[REQUIREMENT]
Would you go through the records below and copy each line with the string "PEDRO"?

■ ■ ■ ■

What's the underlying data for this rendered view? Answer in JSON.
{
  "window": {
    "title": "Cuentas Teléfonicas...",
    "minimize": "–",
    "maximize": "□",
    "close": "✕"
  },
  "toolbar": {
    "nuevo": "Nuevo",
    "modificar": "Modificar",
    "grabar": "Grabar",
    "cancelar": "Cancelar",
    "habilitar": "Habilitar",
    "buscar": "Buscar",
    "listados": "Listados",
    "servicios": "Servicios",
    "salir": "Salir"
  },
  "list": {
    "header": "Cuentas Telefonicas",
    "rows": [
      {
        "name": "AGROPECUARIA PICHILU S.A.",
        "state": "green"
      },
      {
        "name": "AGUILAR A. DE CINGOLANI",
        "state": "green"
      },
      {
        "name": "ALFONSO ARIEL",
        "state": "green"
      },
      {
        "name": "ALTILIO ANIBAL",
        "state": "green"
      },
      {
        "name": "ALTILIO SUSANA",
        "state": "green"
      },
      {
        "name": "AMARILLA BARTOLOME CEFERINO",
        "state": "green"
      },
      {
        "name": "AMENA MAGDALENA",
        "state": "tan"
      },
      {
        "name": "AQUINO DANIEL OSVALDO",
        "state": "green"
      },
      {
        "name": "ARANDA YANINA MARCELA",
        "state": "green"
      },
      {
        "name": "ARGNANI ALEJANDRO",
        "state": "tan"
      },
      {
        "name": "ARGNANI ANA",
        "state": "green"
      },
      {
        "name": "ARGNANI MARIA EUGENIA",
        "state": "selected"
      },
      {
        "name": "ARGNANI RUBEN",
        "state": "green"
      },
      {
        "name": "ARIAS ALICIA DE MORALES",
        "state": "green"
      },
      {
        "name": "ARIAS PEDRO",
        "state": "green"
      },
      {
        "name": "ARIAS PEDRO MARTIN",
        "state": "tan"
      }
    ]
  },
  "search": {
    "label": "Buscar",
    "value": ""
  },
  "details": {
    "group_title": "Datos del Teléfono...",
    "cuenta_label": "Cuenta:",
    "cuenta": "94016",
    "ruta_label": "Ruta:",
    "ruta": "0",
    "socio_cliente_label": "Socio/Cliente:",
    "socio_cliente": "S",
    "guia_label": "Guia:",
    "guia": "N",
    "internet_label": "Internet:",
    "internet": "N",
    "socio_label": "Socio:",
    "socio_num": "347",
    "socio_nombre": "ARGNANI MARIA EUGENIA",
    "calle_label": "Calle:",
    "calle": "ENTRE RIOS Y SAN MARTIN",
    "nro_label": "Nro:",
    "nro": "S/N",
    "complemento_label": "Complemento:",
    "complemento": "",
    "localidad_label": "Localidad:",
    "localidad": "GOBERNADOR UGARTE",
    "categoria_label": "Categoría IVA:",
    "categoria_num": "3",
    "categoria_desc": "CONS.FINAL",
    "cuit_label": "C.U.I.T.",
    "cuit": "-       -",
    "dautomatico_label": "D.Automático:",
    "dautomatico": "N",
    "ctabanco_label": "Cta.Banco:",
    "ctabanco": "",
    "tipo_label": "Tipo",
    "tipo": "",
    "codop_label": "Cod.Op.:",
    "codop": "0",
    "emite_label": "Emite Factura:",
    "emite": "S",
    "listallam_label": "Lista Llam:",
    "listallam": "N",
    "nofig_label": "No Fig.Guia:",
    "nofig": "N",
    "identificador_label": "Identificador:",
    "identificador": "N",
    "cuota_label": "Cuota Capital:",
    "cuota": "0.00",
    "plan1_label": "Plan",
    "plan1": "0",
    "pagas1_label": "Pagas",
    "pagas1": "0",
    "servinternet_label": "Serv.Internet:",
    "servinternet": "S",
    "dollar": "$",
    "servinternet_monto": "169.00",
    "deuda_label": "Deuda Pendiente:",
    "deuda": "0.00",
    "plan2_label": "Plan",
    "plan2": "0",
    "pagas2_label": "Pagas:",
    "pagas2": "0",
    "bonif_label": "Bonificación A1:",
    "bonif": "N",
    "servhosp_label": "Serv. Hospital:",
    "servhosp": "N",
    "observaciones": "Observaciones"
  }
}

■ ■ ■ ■

[FINISHED EXERCISE]
        "name": "ARIAS PEDRO",
        "name": "ARIAS PEDRO MARTIN",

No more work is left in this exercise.